Frédéric Schnell, et al.
Published on: 18 December 2017

RESEARCHCardiac amyloidosis is prevalent in older patients with aortic stenosis and carries worse prognosis
João L. Cavalcante, et al.
Published on: 7 December 2017


Number 17-12: A "Swinging Heart"

Clinical History:  A 71-year-old male with a previous history of working-exposure to glass components was admitted to our hospital with persistent complaints of chest tightness, shortness of breath and edema in the lower limbs that started 3 months prior to his admission. An echocardiogram from a local hospital identified a nodule on the right-sided of the pericardium and large pericardial and pleural effusions. Percutaneous drainage was performed and 30 mL were obtained from the pericardium and 500 mL from the pleurae, both of hemorrhagic appearance. Biochemical analysis of pericardial and pleural fluids was not performed and cytological analysis was negative for malignant cells. Medical treatment was initiated and the patient remained asymptomatic for the following 3 days. The patient's symptoms recurred and rapidly worsened so he was admitted to our institution for further examination and treatment. 

Number 17-11: The Ventral Cardiac 'Flop' - A CMR Sign in Congenital Absence of the Pericardium 

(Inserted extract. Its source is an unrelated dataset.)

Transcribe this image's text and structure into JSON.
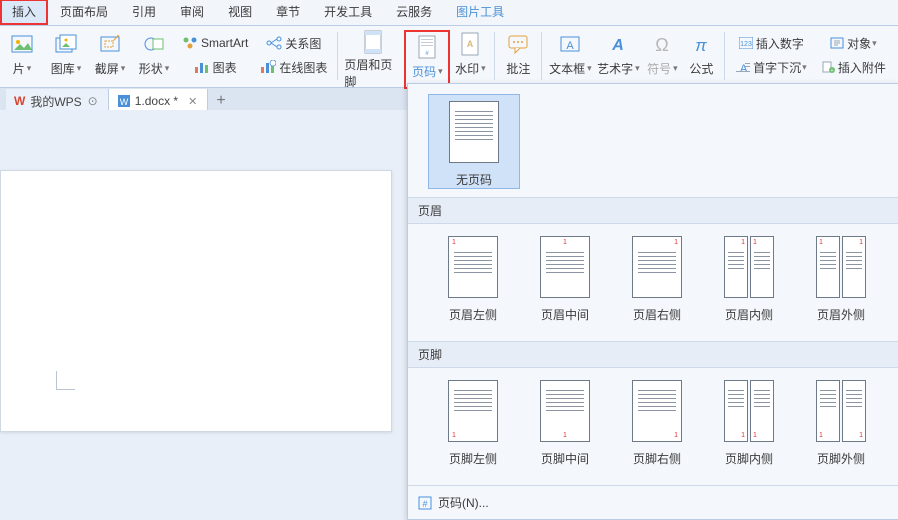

Clinical History:   A 64-year old Caucasian lady was seen at the rapid access chest pain clinic with a 6-month history of atypical chest pain. Her risk factors for cardiovascular disease were smoking, hypertension and familial risk. She was referred for coronary angiography that revealed moderate right coronary artery/posterior descending artery stenosis while left ventriculography
 suggested an unusual cardiac orientation with a laterally displaced and vertically oriented heart. She was referred to us for stress perfusion cardiovascular magnetic resonance (CMR) imaging.

To Improve Cardiovascular Health by Advancing the Field of CMR